# About this task:
The answer is the set of lines that include "mysql", copied from the data below.

# Records for the task:
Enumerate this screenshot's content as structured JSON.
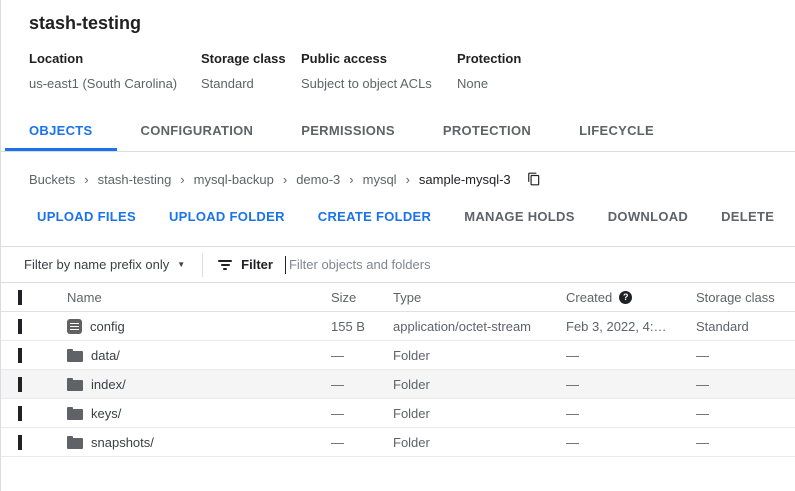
{
  "header": {
    "title": "stash-testing",
    "info": [
      {
        "label": "Location",
        "value": "us-east1 (South Carolina)"
      },
      {
        "label": "Storage class",
        "value": "Standard"
      },
      {
        "label": "Public access",
        "value": "Subject to object ACLs"
      },
      {
        "label": "Protection",
        "value": "None"
      }
    ]
  },
  "tabs": [
    {
      "label": "OBJECTS",
      "active": true
    },
    {
      "label": "CONFIGURATION",
      "active": false
    },
    {
      "label": "PERMISSIONS",
      "active": false
    },
    {
      "label": "PROTECTION",
      "active": false
    },
    {
      "label": "LIFECYCLE",
      "active": false
    }
  ],
  "breadcrumb": {
    "items": [
      "Buckets",
      "stash-testing",
      "mysql-backup",
      "demo-3",
      "mysql"
    ],
    "current": "sample-mysql-3"
  },
  "actions": [
    {
      "label": "UPLOAD FILES",
      "enabled": true
    },
    {
      "label": "UPLOAD FOLDER",
      "enabled": true
    },
    {
      "label": "CREATE FOLDER",
      "enabled": true
    },
    {
      "label": "MANAGE HOLDS",
      "enabled": false
    },
    {
      "label": "DOWNLOAD",
      "enabled": false
    },
    {
      "label": "DELETE",
      "enabled": false
    }
  ],
  "filter_bar": {
    "scope_label": "Filter by name prefix only",
    "filter_label": "Filter",
    "input_value": "",
    "placeholder": "Filter objects and folders"
  },
  "table": {
    "columns": [
      "Name",
      "Size",
      "Type",
      "Created",
      "Storage class"
    ],
    "rows": [
      {
        "icon": "file",
        "name": "config",
        "size": "155 B",
        "type": "application/octet-stream",
        "created": "Feb 3, 2022, 4:…",
        "storage_class": "Standard"
      },
      {
        "icon": "folder",
        "name": "data/",
        "size": "—",
        "type": "Folder",
        "created": "—",
        "storage_class": "—"
      },
      {
        "icon": "folder",
        "name": "index/",
        "size": "—",
        "type": "Folder",
        "created": "—",
        "storage_class": "—"
      },
      {
        "icon": "folder",
        "name": "keys/",
        "size": "—",
        "type": "Folder",
        "created": "—",
        "storage_class": "—"
      },
      {
        "icon": "folder",
        "name": "snapshots/",
        "size": "—",
        "type": "Folder",
        "created": "—",
        "storage_class": "—"
      }
    ]
  },
  "icons": {
    "chevron_right": "›",
    "dropdown_arrow": "▼",
    "help": "?"
  },
  "colors": {
    "accent": "#1a73e8",
    "text_dark": "#212121",
    "text_gray": "#5f6368",
    "border": "#dadce0",
    "hover_row": "#f5f5f5"
  }
}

# Exercise response:
      "mysql-backup",
      "mysql"
    "current": "sample-mysql-3"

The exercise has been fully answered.